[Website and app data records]
+---+
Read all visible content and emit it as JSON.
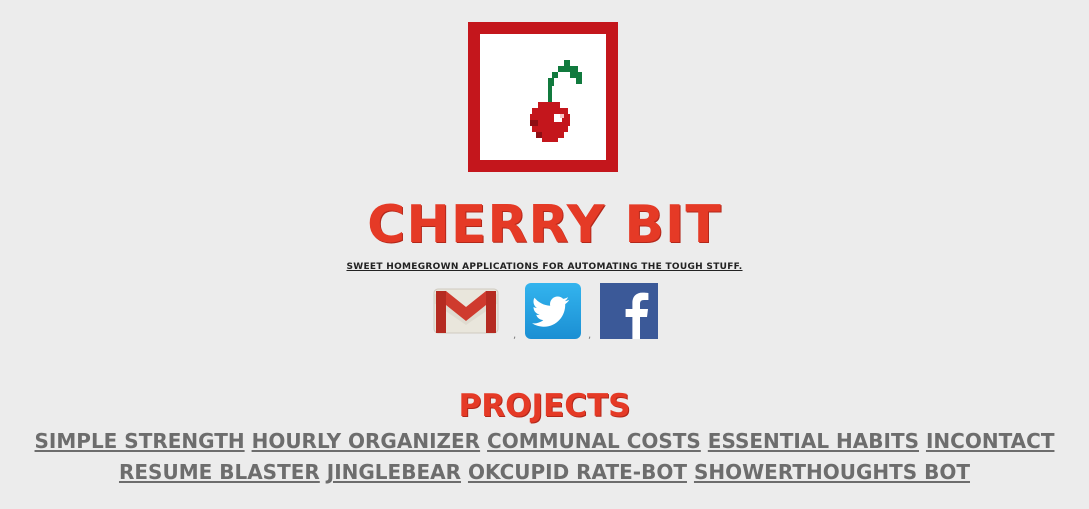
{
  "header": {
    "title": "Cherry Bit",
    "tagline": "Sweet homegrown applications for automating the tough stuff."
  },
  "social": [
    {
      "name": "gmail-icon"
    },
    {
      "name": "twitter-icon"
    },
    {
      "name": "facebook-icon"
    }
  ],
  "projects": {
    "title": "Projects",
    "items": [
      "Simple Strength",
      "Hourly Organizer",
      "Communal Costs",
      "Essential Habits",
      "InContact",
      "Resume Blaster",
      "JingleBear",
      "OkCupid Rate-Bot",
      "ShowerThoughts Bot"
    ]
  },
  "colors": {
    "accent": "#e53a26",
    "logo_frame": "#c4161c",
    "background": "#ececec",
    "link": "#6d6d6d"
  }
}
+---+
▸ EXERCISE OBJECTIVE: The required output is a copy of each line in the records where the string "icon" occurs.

▸ TASK RESPONSE:
      "name": "gmail-icon"
      "name": "twitter-icon"
      "name": "facebook-icon"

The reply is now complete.